_Records for the task_
::::

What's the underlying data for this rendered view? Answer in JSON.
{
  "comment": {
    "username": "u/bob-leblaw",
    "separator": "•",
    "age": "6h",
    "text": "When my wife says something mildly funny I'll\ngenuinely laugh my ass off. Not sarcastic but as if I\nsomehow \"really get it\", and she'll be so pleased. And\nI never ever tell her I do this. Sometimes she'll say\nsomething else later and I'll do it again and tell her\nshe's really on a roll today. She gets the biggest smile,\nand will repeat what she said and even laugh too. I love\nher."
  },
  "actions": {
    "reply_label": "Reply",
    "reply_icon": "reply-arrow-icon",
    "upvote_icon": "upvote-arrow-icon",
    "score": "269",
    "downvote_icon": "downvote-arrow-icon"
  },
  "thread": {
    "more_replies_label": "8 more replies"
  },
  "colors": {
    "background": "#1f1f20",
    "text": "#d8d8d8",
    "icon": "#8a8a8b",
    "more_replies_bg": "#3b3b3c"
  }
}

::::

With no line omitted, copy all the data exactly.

_Exercise response_
What's the underlying data for this rendered view? Answer in JSON.
{
  "comment": {
    "username": "u/bob-leblaw",
    "separator": "•",
    "age": "6h",
    "text": "When my wife says something mildly funny I'll\ngenuinely laugh my ass off. Not sarcastic but as if I\nsomehow \"really get it\", and she'll be so pleased. And\nI never ever tell her I do this. Sometimes she'll say\nsomething else later and I'll do it again and tell her\nshe's really on a roll today. She gets the biggest smile,\nand will repeat what she said and even laugh too. I love\nher."
  },
  "actions": {
    "reply_label": "Reply",
    "reply_icon": "reply-arrow-icon",
    "upvote_icon": "upvote-arrow-icon",
    "score": "269",
    "downvote_icon": "downvote-arrow-icon"
  },
  "thread": {
    "more_replies_label": "8 more replies"
  },
  "colors": {
    "background": "#1f1f20",
    "text": "#d8d8d8",
    "icon": "#8a8a8b",
    "more_replies_bg": "#3b3b3c"
  }
}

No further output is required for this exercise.